This young Cactus Apple or Engelmann's Prickly Pear (Opuntia engelmannii) looks like it was repeatedly kissed by someone wearing yellow-green lipstick (ouch), but it was actually sucked on repeatedly by Cactus Bugs or Opuntia Bugs (Chelinidea sp.). Cactus Bugs lay their eggs on the undersides of Pricklypear (Opuntia spp.) spines, and both the adults and the nymphs feed on these cacti by biting into their skin and sucking their vascular fluids.
Arizona has at least two different species of Cactus Bug, Chelinidea tabulata and C. vittigera (formerly C. vittiger), so I'm not sure of the identity of this one above that I spotted here in Tucson, Arizona.
I had thought that the Opuntia cacti with these yellow rings were infected with a cactus virus, especially since many of them later died of one, but I discovered that these chlorotic rings are directly caused by the sucking of Cactus Bugs. Unfortunately, feeding Cactus Bugs not only damage an Opuntia cactus, they can also cause it to become infected with a virus (spreading or enlarging yellow mottling or rings), fungi (gray or black spots), or bacteria (rot). These secondary infections can be fatal to cacti.
Adult Cactus Bugs are brown to blackish, about 1/2 inch (1.3 cm) long, and have a distinctive yellowish stripe along the top of their head, a solid yellowish pronotum, yellowish veins on their leathery forewings, and the typical shape of a true bug (Order Hemiptera). The nymphs are plump, teardrop-shaped, and generally range in color from red to green to brown.

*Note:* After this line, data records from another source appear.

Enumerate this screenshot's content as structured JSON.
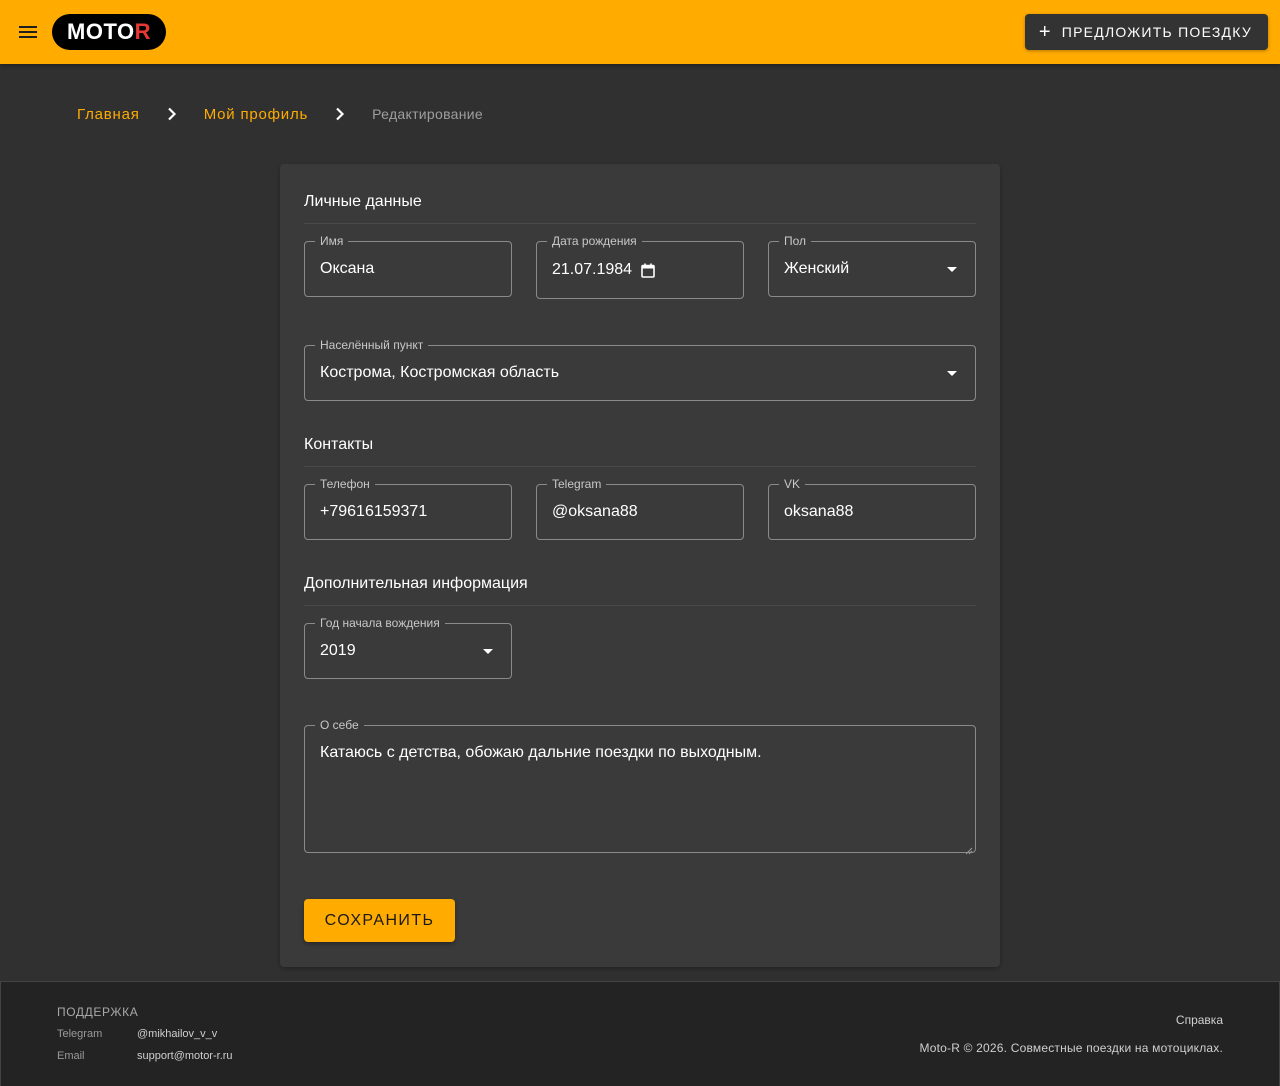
{
  "app": {
    "logo_main": "MOTO",
    "logo_accent": "R",
    "suggest_label": "ПРЕДЛОЖИТЬ ПОЕЗДКУ",
    "accent_color": "#ffab00",
    "logo_accent_color": "#e53935"
  },
  "breadcrumb": {
    "home": "Главная",
    "profile": "Мой профиль",
    "current": "Редактирование"
  },
  "form": {
    "personal": {
      "title": "Личные данные",
      "name": {
        "label": "Имя",
        "value": "Оксана"
      },
      "birthdate": {
        "label": "Дата рождения",
        "value": "21.07.1984"
      },
      "gender": {
        "label": "Пол",
        "value": "Женский"
      },
      "city": {
        "label": "Населённый пункт",
        "value": "Кострома, Костромская область"
      }
    },
    "contacts": {
      "title": "Контакты",
      "phone": {
        "label": "Телефон",
        "value": "+79616159371"
      },
      "telegram": {
        "label": "Telegram",
        "value": "@oksana88"
      },
      "vk": {
        "label": "VK",
        "value": "oksana88"
      }
    },
    "extra": {
      "title": "Дополнительная информация",
      "riding_since": {
        "label": "Год начала вождения",
        "value": "2019"
      },
      "about": {
        "label": "О себе",
        "value": "Катаюсь с детства, обожаю дальние поездки по выходным."
      }
    },
    "save_label": "СОХРАНИТЬ"
  },
  "footer": {
    "support_title": "ПОДДЕРЖКА",
    "telegram_key": "Telegram",
    "telegram_value": "@mikhailov_v_v",
    "email_key": "Email",
    "email_value": "support@motor-r.ru",
    "help": "Справка",
    "copyright": "Moto-R © 2026. Совместные поездки на мотоциклах."
  },
  "icons": {
    "menu": "menu-icon",
    "add": "plus-icon",
    "breadcrumb_separator": "chevron-right-icon",
    "date_picker": "calendar-icon",
    "select": "dropdown-arrow-icon"
  }
}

True bugs or Hemipterans have sucking mouthparts, and while some of these bugs are predatory like Assassin Bugs and will capture and suck on other insects, others feed on plants, and some even suck human blood. True bugs like Cactus Bugs that suck plant juices can transfer plant diseases from one plant to another as they feed or leave behind open wounds that can also become infected.